Gill Kirkness, regional director at construction consultant Thomas & Adamson, on how she got started in property, her film and book picks, the celebrity she’d like to meet and the superpower she wishes she had.
How did you join the property industry?
I graduated with a degree in geography and no idea what I wanted to do next. I saw a job advert asking: ‘Do you want to work indoors and outdoors? Do you want to work on interesting projects? Do you want to further your education?’ I said ‘yes’ to all and successfully applied for the job as trainee quantity surveyor with Tarmac Construction. I was straight on to site and have been hooked on construction since.
What does your job entail?
I carry out a management role. Most recently, this includes a scheme in Glasgow, where we are providing cost management services on the city’s first BREEAM ‘Outstanding’ office. I am responsible for managing the technical delivery of numerous projects across many sectors including strategic liaison with clients, management of a team of surveyors, financial reporting to the board, business development, preparation of bid submissions and assisting with staff training – to name a few – while maintaining a hands-on technical role within the business.

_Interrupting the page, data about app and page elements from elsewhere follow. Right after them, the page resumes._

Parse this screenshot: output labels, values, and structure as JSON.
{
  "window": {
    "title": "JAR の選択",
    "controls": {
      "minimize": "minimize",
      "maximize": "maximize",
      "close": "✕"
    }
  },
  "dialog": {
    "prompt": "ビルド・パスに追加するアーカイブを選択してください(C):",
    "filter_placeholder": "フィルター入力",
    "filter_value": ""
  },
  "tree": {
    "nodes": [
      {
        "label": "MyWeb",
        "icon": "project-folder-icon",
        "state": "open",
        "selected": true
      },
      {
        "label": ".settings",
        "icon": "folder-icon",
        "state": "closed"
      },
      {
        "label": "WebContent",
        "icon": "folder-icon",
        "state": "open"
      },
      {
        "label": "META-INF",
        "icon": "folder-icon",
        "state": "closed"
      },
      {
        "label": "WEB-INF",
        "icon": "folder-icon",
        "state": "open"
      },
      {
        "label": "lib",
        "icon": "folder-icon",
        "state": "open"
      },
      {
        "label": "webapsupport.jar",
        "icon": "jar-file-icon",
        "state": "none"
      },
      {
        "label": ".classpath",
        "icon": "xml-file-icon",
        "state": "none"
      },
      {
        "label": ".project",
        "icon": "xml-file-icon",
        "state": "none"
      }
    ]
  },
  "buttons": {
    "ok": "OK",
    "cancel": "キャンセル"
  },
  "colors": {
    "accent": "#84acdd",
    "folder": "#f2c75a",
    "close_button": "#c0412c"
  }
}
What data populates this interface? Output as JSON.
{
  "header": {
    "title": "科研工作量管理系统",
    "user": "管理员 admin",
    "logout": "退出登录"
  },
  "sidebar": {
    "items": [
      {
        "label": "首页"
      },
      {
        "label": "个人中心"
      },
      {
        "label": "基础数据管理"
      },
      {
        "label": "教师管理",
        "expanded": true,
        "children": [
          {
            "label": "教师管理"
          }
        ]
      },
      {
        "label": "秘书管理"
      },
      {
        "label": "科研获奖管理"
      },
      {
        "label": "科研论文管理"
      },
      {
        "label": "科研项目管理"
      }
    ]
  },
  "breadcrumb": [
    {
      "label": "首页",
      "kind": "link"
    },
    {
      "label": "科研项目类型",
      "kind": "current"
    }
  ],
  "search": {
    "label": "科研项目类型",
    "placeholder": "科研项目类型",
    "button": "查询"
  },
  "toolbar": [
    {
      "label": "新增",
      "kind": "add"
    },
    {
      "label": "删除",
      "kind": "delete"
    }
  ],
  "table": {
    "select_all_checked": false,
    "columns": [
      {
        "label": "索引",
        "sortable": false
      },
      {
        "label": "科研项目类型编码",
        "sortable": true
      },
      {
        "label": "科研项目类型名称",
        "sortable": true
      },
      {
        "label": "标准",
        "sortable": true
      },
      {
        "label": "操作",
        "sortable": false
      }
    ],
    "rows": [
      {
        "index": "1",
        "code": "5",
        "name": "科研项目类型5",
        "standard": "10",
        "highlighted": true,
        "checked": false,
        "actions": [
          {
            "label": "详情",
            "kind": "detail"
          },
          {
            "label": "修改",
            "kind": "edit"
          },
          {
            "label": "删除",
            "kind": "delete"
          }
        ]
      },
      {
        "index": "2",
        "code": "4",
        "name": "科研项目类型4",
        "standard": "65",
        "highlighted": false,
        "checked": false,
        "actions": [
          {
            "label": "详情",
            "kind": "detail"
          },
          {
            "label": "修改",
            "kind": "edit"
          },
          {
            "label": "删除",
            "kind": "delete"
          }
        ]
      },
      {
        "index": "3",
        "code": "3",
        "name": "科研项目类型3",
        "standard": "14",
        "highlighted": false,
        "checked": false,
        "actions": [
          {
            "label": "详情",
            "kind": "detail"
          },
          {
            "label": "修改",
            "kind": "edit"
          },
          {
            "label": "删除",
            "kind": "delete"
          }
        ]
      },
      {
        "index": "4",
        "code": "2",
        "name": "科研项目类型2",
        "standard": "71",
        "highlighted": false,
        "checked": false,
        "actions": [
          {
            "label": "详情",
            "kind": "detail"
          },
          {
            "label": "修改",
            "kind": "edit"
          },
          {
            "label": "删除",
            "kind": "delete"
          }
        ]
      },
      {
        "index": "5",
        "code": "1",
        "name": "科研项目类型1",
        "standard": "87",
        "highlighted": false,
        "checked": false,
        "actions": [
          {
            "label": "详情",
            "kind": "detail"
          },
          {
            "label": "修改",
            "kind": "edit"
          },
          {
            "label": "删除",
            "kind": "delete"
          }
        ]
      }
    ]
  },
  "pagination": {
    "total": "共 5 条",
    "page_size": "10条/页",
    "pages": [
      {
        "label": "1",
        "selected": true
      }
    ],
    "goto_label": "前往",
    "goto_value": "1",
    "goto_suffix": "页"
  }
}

What do you like most about the property industry?
The projects and the people – both are interesting and every day you learn something different. I love understanding how buildings operate and working to develop buildings that work for the people who use them. I think the industry has some unique characters and I find construction humour hugely entertaining.
And what do you dislike most about it?
As an industry, I think we are guilty of working long hours striving to hit deadlines that are sometimes challenging to achieve. Most people I work with are hard-working and do whatever is necessary to hit these deadlines, often to the detriment of downtime.
What would you change about the property industry?
The property industry was quite adversarial when I first started working in it. Things are much improved, but there is still a way to go.
What barriers or challenges have you overcome?
As a female, I often felt as though I had to try that little bit harder to prove myself. Things are much improved, but sometimes I still find the ladies’ toilet being used as a store room. In the early 1990s, a particular site sent me along the road to the local garage where they had an agreement for ladies to use their facilities!
What are you most proud of in your career?
Achieving my personal goals to get to board level and prove I could do well in this industry. Also, encouraging others, male and female, that they are capable of the same – if they really want to.
What do you value in people?
The ability to listen and take on board what other people are saying. If you really listen, you can understand and hear the entire message someone is sending. I think this is sometimes a rare quality.
What advice would you give someone starting a career in the property industry?
Ask as many questions as you can, even if they appear foolish, and get on to site as much as you can. The best way to learn construction is to see it.